• WHAT THIS TASK INVOLVES
All the lines below need to be output exactly, apart from any images.

Dataset rows describing interfaces
#####
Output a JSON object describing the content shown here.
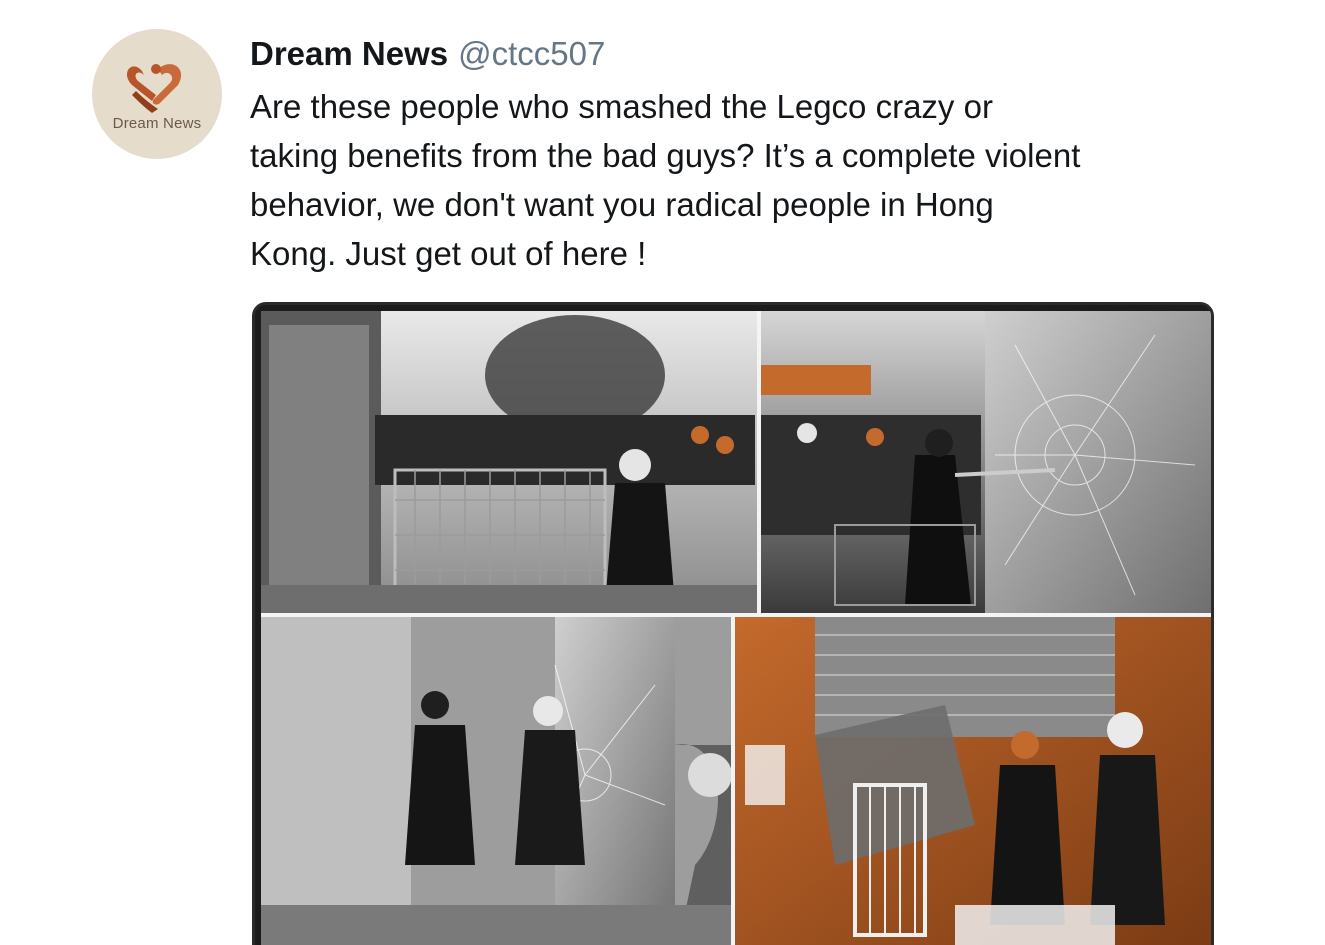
{
  "tweet": {
    "avatar_label": "Dream News",
    "display_name": "Dream News",
    "handle": "@ctcc507",
    "text": "Are these people who smashed the Legco crazy or\ntaking benefits from the bad guys? It’s a complete violent\nbehavior, we don't want you radical people in Hong\nKong. Just get out of here !"
  },
  "colors": {
    "avatar_bg": "#e6dccb",
    "avatar_logo": "#b8552a",
    "accent_orange": "#b85a22",
    "name_text": "#14171a",
    "handle_text": "#657786"
  },
  "icons": {
    "avatar_logo": "heart-hands-logo"
  }
}
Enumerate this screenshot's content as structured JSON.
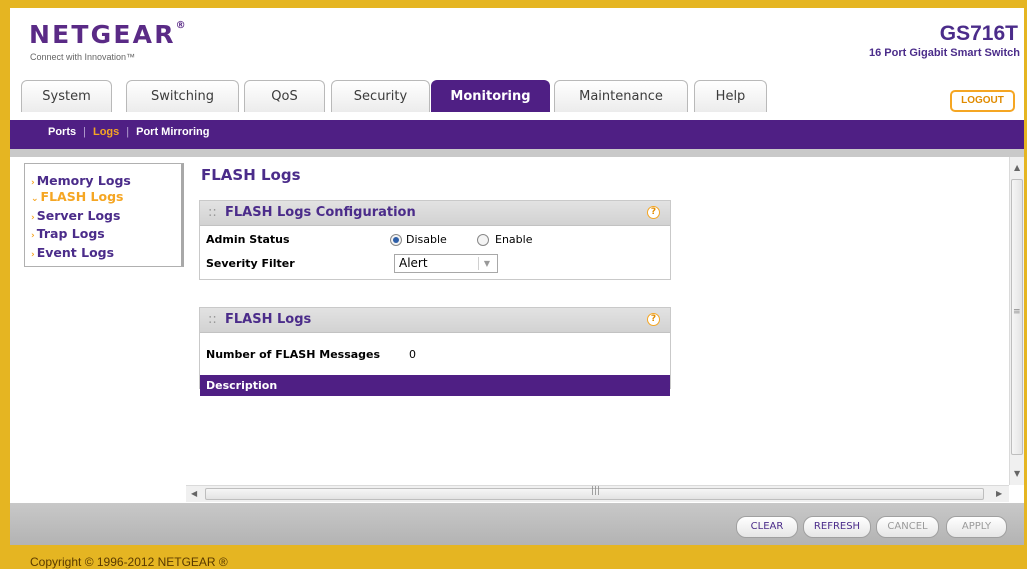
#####
• RESULT OF THE TASK
Output a JSON object describing the content shown here.
{
  "tweet": {
    "avatar_label": "Dream News",
    "display_name": "Dream News",
    "handle": "@ctcc507",
    "text": "Are these people who smashed the Legco crazy or\ntaking benefits from the bad guys? It’s a complete violent\nbehavior, we don't want you radical people in Hong\nKong. Just get out of here !"
  },
  "colors": {
    "avatar_bg": "#e6dccb",
    "avatar_logo": "#b8552a",
    "accent_orange": "#b85a22",
    "name_text": "#14171a",
    "handle_text": "#657786"
  },
  "icons": {
    "avatar_logo": "heart-hands-logo"
  }
}
Enumerate this screenshot's content as structured JSON.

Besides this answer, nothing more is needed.